We acquired a new Ruger and borrowed a locally owned, new-condition P22 for this test. We tested with five types of ammunition. These were CCI Green Tag Competition, Eley’s Match EPS, CCI Mini Mag solids, Winchester Power Point HP, and Federal Classic High-Velocity. How does the new Ruger stack up against the Walther P22? Let’s take a look feature by feature of the winning gun...
We tested three single-action revolvers suitable for Cowboy Action shooting in an August 2012 showdown. All chambered in the most common CAS competition caliber, 357 Magnum, the choices were the Ruger New Vaquero NV-34 No. 5107, $719; the Heritage Manufacturing Big Bore Rough Rider RR357CH4, $500; and Cimarron’s Evil Roy No. ER4104, $770.
The concept of shooting 22 LR ammo in centerfire handguns goes back a long way. The Germans had a system for the Luger when centerfire ammunition was mighty scarce between the two World Wars. These conversion units consisting of an insert barrel, a different toggle mechanism, and suitable magazines. Insert barrels were also used on the Walther PP at that time to fire a low-power 4mm round, presumably for indoor gallery use. These 4mms were one-shot deals, the round not having enough power to run the slide, so you had to work it by hand. Also pre-WWII or shortly thereafter were some conversions for the 1911 45 autos involving a lightened slide, which predates the Colt Ace conversion with floating chamber. Then the Ace system came along, and it let 22 LR rounds give the same kick to your 1911 as when firing 45 ACP rounds, thanks to a flying breech that essentially amplified the kick of the rimfire rounds to cycle the normal slide. Even more recently a few 22 LR units were made in Germany for the P-38, apparently for police/border-guard units.

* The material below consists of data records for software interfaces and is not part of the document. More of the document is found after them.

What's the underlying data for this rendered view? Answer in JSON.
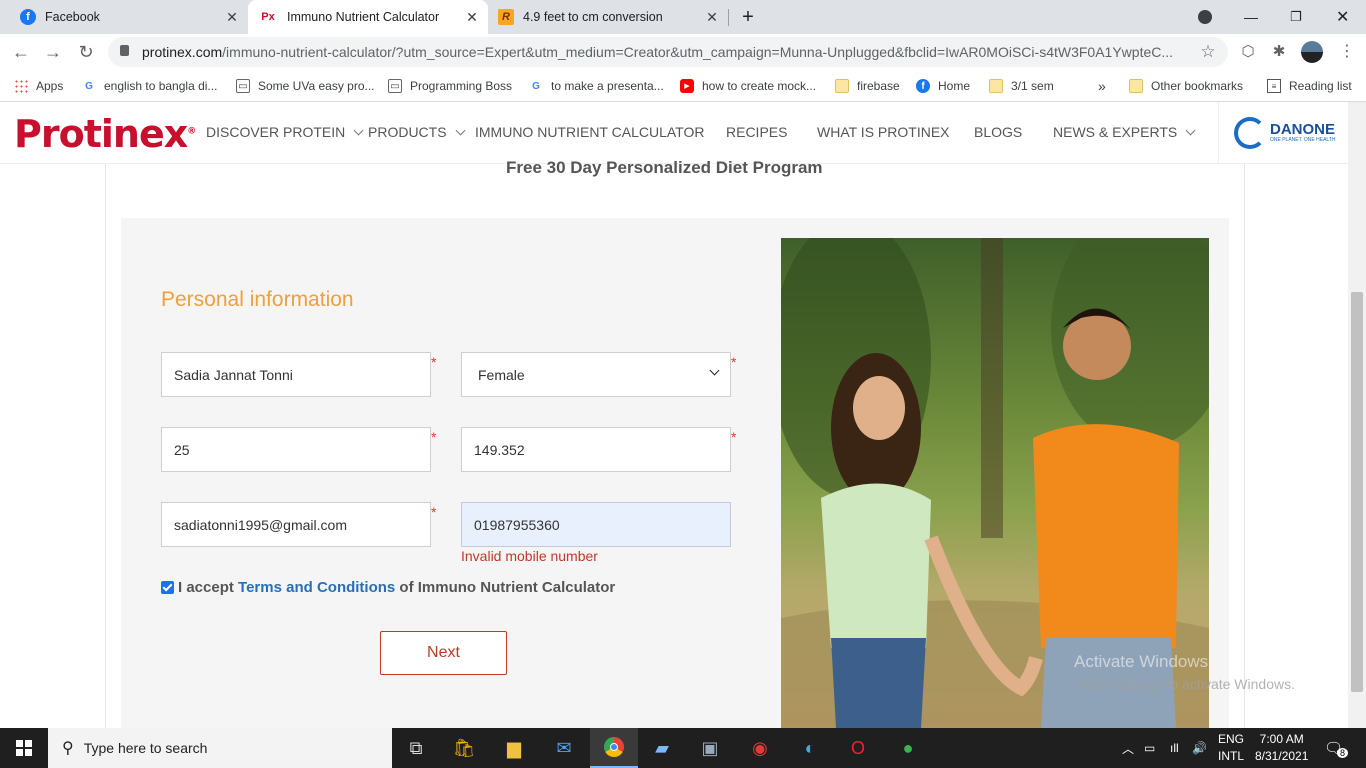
{
  "browser": {
    "tabs": [
      {
        "title": "Facebook",
        "icon": "facebook-icon",
        "color": "#1877f2"
      },
      {
        "title": "Immuno Nutrient Calculator",
        "icon": "protinex-favicon",
        "color": "#c8102e",
        "favicon_text": "Px"
      },
      {
        "title": "4.9 feet to cm conversion",
        "icon": "r-favicon",
        "color": "#f5a623",
        "favicon_text": "R"
      }
    ],
    "url_host": "protinex.com",
    "url_rest": "/immuno-nutrient-calculator/?utm_source=Expert&utm_medium=Creator&utm_campaign=Munna-Unplugged&fbclid=IwAR0MOiSCi-s4tW3F0A1YwpteC...",
    "bookmarks": [
      {
        "label": "Apps",
        "icon": "apps-grid-icon"
      },
      {
        "label": "english to bangla di...",
        "icon": "google-icon"
      },
      {
        "label": "Some UVa easy pro...",
        "icon": "site-icon"
      },
      {
        "label": "Programming Boss",
        "icon": "site-icon"
      },
      {
        "label": "to make a presenta...",
        "icon": "google-icon"
      },
      {
        "label": "how to create mock...",
        "icon": "youtube-icon"
      },
      {
        "label": "firebase",
        "icon": "folder-icon"
      },
      {
        "label": "Home",
        "icon": "facebook-icon"
      },
      {
        "label": "3/1 sem",
        "icon": "folder-icon"
      }
    ],
    "more_bookmarks": "»",
    "other_bookmarks": "Other bookmarks",
    "reading_list": "Reading list"
  },
  "site": {
    "logo": "Protinex",
    "nav": [
      {
        "label": "DISCOVER PROTEIN",
        "dropdown": true
      },
      {
        "label": "PRODUCTS",
        "dropdown": true
      },
      {
        "label": "IMMUNO NUTRIENT CALCULATOR",
        "dropdown": false
      },
      {
        "label": "RECIPES",
        "dropdown": false
      },
      {
        "label": "WHAT IS PROTINEX",
        "dropdown": false
      },
      {
        "label": "BLOGS",
        "dropdown": false
      },
      {
        "label": "NEWS & EXPERTS",
        "dropdown": true
      }
    ],
    "partner_logo": "DANONE",
    "partner_tagline": "ONE PLANET. ONE HEALTH",
    "banner": "Free 30 Day Personalized Diet Program",
    "brand_color": "#c8102e"
  },
  "form": {
    "section_title": "Personal information",
    "name": "Sadia Jannat Tonni",
    "gender": "Female",
    "age": "25",
    "height": "149.352",
    "email": "sadiatonni1995@gmail.com",
    "mobile": "01987955360",
    "mobile_error": "Invalid mobile number",
    "required_mark": "*",
    "terms_checked": true,
    "terms_prefix": "I accept ",
    "terms_link": "Terms and Conditions",
    "terms_suffix": " of Immuno Nutrient Calculator",
    "next_label": "Next"
  },
  "watermark": {
    "line1": "Activate Windows",
    "line2": "Go to Settings to activate Windows."
  },
  "taskbar": {
    "search_placeholder": "Type here to search",
    "lang_top": "ENG",
    "lang_bottom": "INTL",
    "time": "7:00 AM",
    "date": "8/31/2021",
    "notifications": "8"
  }
}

Like todays units, these consisted of slide, barrel, and magazines suitable for rimfires.
We tested three small 9mm concealable pistols in the November 2012 issue. Here’s an excerpt about Ruger’s LC9.
|Wed Mar 29 @ 8:00AM - 05:00PMnFruitland Police Department|
|Thu Mar 30 @ 8:00AM - 05:00PMnLRTR Rifle Class|
|Fri Mar 31 @ 8:00AM - 05:00PMnLRTR Rifle Class|
|Sat Apr 01 @ 8:00AM - 05:00PMnJunior Shooters Club|
|Wed Apr 05 @ 6:00PM - 08:00PMnChurch Youth Group|
|Thu Apr 06 @ 4:00AM - 05:00PMnCCSO SWAT|
|Thu Apr 06 @ 6:00PM - nIDPA Impact Guns|
|Sat Apr 08 @ 8:00AM - n3 Gun|
|Sat Apr 08 @ 8:00AM - 06:00PMnProject Appleseed|
|Sat Apr 08 @10:00AM - 03:00PMnRange Work Day|
|Thu Apr 06 @ 8:00AM - 05:00PMnBoise Police Deptn_______________________________________|